YOUR ASSIGNMENT: Keep every line of the data below that has the string "title" and present those lines.

————

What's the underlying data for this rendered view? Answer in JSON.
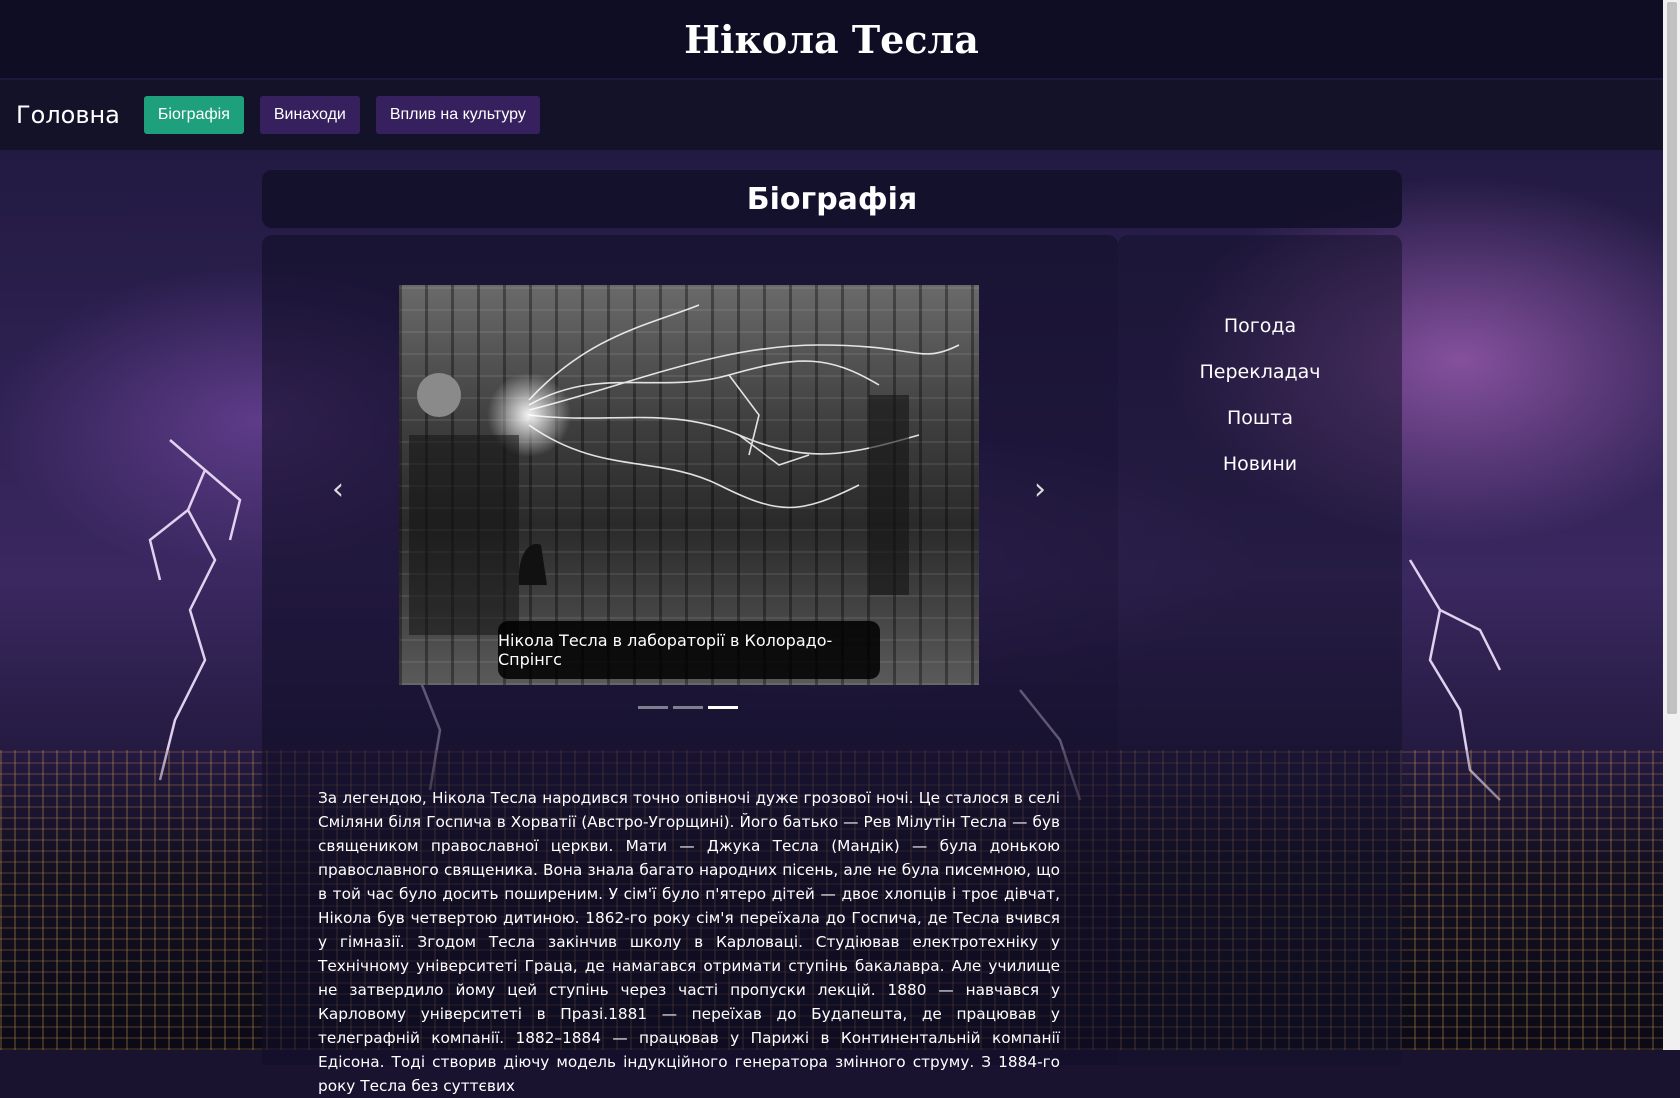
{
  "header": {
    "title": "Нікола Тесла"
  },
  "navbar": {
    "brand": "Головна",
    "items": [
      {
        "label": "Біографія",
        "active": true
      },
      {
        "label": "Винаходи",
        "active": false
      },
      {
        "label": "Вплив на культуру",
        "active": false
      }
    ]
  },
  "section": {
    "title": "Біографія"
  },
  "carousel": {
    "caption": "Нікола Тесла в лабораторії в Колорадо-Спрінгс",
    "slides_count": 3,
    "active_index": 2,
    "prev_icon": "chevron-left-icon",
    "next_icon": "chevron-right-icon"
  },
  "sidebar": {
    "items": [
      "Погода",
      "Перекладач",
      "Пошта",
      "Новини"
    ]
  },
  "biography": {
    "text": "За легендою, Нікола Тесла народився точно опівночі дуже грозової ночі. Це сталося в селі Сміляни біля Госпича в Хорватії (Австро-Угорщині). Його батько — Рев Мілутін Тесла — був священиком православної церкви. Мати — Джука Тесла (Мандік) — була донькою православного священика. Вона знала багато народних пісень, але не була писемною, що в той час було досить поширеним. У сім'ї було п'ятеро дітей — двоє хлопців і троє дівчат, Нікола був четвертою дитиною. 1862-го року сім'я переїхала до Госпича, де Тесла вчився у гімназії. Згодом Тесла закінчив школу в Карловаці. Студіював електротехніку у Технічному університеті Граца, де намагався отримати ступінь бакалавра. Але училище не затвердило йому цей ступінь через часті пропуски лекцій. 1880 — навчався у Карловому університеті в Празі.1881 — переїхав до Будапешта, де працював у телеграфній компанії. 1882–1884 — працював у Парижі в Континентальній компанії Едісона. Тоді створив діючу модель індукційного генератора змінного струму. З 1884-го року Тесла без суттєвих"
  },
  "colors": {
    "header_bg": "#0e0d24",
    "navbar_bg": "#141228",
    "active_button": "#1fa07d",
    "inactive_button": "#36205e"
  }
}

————

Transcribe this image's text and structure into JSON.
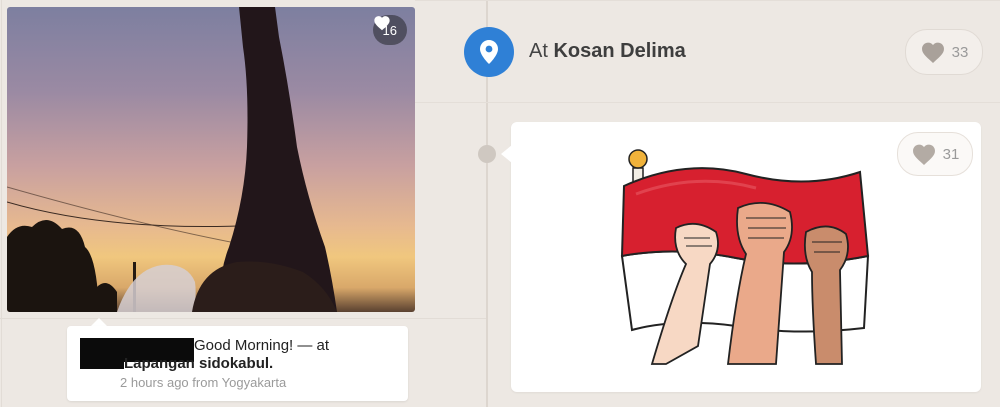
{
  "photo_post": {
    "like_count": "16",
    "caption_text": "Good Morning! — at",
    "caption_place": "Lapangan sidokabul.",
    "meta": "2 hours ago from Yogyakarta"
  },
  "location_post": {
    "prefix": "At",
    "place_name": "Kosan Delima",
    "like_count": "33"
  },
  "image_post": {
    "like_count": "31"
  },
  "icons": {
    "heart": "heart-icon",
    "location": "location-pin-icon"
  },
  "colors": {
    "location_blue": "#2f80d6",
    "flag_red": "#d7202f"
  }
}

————

EXERCISE RESPONSE:
    "title": "Нікола Тесла"
    "title": "Біографія"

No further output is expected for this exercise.